TV LICENSING officials have admitted making a blunder after sending out an enforcement letter to a 400-year-old derelict building in Whitehouse.
The letter addressed to 32 Whitehouse Park - the site of Newtownabbey’s oldest and most historic building - warns that the legal occupier of the property could face a fine of up to £1,000 for failing to pay for a television licence.
The White House, which has been standing for more than four centuries, has been a ruin for many years. It is currently being restored by the White House Preservation Trust, but doesn’t have a TV and only got an electricity supply connected a matter of weeks ago.
“I received a threatening letter telling me what I would need to do if I was taken to court for not having a TV licence. I received this letter as Chair of the White House Preservation Trust,” councillor Billy Webb told the Times.
“Because the building doesn’t have a TV, indeed an electricity supply was only connected a few weeks ago, there is no need for a TV licence.
“This letter goes on to tell me that I can appoint a lawyer to appear in court for me and the court has the power to impose a fine of up to £1,000.”
Questioning the tactics being used by TV Licensing’s enforcement section, the Alliance representative added: “I dread to think the shock an intimidating letter like this would cause some elderly person who, like the White House, does not have a TV, and I ask, what happened about ‘presumed innocent until proved guilty’? The TV licensing authority would seem now to apply the principle that if you do not have a licence you are breaking the law.
“If anyone else has received a letter like this, and they do not have a TV, I would encourage them to mark the letter with ‘NO TV’, put it in an envelope and send it back without a stamp to TV Licensing - that’s what I did.”
Apologising for the mistake, a spokesperson for TV Licensing said: “We have a database of over 30 million addresses which we use to ensure properties are correctly licensed. We update this constantly based on information received from a number of sources including the Royal Mail and our customers. The address in question has been removed and we can confirm that no more correspondence will be sent there. We apologise for the inconvenience caused to Mr Webb.”
The White House, which stands on the foreshore of Belfast Lough near Gideon’s Green, is generally recognised as one of Ireland’s oldest and most important buildings.
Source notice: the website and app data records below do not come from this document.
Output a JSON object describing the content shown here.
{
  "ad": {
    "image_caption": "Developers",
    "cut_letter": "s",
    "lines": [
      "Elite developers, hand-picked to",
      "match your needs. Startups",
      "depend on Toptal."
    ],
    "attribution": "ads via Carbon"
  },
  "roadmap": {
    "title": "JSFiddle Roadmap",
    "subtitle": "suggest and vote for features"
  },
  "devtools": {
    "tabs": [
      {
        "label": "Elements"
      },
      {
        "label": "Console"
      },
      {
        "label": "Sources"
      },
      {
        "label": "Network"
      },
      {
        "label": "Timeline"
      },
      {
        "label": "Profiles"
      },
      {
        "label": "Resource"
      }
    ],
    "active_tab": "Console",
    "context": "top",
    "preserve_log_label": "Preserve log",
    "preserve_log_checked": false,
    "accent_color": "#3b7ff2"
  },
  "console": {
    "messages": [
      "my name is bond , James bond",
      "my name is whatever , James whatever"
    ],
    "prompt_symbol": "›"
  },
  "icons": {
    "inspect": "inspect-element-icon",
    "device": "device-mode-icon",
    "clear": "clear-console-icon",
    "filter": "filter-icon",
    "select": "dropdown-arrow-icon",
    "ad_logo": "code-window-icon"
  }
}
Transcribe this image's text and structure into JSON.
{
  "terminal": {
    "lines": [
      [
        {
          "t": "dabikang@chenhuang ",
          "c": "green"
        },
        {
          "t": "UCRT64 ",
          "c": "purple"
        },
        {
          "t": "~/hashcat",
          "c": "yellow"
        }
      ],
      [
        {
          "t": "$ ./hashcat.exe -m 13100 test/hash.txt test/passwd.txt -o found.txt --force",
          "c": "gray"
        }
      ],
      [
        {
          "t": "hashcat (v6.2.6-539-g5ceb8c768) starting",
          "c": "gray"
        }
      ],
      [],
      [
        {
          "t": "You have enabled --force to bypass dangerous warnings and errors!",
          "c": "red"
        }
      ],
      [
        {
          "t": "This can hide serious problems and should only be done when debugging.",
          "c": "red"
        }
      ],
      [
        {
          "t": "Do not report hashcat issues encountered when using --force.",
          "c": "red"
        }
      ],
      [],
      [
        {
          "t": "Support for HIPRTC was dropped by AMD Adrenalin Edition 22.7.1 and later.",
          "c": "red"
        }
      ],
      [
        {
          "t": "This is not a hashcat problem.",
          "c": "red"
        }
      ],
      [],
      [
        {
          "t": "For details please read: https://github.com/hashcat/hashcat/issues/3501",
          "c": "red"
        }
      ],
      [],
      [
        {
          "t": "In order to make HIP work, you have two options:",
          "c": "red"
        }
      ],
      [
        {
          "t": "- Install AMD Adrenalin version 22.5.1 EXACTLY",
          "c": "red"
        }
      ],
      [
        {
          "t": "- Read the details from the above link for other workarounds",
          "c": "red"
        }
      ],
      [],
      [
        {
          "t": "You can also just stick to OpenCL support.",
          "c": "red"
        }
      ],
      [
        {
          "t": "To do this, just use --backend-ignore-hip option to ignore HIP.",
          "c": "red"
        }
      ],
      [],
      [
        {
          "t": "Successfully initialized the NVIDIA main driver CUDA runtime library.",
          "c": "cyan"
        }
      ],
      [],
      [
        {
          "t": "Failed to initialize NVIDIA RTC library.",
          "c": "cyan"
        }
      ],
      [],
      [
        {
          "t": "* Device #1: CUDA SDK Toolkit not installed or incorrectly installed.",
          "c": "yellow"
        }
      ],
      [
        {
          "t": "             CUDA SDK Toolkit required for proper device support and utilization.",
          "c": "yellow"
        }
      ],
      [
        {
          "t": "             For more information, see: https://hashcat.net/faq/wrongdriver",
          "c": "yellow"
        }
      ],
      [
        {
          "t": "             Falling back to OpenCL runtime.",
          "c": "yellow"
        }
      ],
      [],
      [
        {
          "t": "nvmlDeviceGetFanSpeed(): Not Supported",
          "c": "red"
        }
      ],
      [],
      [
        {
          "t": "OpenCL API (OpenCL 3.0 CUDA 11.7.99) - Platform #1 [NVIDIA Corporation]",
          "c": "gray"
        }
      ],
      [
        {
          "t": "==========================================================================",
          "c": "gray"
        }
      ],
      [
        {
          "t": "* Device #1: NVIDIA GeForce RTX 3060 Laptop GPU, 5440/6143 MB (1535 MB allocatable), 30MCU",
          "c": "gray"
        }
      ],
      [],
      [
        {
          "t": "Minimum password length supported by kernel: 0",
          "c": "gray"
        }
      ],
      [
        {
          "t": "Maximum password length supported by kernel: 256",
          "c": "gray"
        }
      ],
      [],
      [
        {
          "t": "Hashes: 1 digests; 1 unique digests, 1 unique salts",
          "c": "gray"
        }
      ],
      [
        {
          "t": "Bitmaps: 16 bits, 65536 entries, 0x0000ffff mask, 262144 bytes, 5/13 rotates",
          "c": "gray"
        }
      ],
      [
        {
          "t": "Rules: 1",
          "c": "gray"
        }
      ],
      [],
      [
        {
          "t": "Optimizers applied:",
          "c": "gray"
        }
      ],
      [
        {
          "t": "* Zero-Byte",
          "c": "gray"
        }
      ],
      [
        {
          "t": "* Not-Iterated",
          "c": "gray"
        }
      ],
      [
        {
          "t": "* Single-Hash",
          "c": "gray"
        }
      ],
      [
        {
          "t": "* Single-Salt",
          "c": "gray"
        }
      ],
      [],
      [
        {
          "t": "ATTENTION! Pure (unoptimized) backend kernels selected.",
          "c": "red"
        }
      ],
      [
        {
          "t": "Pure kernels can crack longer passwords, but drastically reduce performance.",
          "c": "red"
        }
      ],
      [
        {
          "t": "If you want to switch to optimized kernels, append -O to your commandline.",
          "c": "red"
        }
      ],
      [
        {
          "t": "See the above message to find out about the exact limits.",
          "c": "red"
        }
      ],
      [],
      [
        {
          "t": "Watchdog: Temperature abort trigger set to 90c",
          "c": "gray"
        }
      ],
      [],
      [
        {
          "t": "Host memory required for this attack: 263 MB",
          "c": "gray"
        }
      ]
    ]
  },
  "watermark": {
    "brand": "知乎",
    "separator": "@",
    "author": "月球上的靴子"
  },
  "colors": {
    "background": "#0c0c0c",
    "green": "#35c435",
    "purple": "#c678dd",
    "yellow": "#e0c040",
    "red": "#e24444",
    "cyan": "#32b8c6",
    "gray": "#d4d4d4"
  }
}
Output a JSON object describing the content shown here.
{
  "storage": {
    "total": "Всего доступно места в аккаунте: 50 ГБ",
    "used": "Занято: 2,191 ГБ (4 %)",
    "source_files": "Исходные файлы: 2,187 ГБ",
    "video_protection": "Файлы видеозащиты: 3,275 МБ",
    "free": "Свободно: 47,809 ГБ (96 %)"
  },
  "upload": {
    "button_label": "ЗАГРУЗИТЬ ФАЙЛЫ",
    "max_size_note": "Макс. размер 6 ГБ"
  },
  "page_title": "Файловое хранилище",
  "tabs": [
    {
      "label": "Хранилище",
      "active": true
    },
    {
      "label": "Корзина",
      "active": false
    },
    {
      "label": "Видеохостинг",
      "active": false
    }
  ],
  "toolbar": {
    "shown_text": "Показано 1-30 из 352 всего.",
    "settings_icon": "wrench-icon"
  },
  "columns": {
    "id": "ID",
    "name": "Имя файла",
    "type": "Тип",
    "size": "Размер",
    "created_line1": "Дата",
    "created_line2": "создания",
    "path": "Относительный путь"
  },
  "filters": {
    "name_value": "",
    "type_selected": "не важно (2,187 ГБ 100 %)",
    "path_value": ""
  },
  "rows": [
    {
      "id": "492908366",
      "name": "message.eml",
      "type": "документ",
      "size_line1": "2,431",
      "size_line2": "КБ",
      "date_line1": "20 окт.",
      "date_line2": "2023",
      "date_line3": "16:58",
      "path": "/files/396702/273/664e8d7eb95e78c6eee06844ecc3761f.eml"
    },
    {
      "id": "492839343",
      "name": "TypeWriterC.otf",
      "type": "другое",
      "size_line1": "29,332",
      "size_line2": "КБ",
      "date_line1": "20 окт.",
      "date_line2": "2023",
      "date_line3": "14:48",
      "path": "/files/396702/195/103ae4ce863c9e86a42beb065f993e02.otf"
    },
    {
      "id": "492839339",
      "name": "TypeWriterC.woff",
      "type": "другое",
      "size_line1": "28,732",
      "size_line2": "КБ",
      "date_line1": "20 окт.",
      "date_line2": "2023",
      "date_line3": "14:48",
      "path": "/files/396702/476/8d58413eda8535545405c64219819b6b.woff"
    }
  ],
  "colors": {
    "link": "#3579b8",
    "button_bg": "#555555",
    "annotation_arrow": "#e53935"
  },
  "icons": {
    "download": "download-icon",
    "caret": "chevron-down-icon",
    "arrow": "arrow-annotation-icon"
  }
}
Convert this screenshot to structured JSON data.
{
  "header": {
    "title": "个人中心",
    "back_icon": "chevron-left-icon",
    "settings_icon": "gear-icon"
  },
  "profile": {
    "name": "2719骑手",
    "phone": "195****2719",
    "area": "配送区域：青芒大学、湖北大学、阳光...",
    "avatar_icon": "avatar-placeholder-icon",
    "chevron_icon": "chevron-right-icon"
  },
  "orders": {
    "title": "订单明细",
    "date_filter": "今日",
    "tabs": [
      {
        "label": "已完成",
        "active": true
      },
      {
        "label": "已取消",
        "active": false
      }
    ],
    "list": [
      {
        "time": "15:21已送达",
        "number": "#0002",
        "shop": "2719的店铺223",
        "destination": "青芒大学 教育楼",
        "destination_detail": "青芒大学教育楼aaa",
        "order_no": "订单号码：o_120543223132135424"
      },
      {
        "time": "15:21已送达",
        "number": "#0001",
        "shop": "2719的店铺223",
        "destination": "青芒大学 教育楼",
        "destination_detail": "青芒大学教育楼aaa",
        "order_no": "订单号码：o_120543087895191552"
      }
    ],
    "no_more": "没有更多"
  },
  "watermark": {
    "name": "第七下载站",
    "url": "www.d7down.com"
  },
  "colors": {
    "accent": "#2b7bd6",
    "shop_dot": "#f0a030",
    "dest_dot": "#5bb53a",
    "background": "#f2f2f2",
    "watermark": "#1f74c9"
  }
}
It is first shown on a map dating back to 1569 and was visited by William of Orange after his army landed at Carrickfergus in June 1690.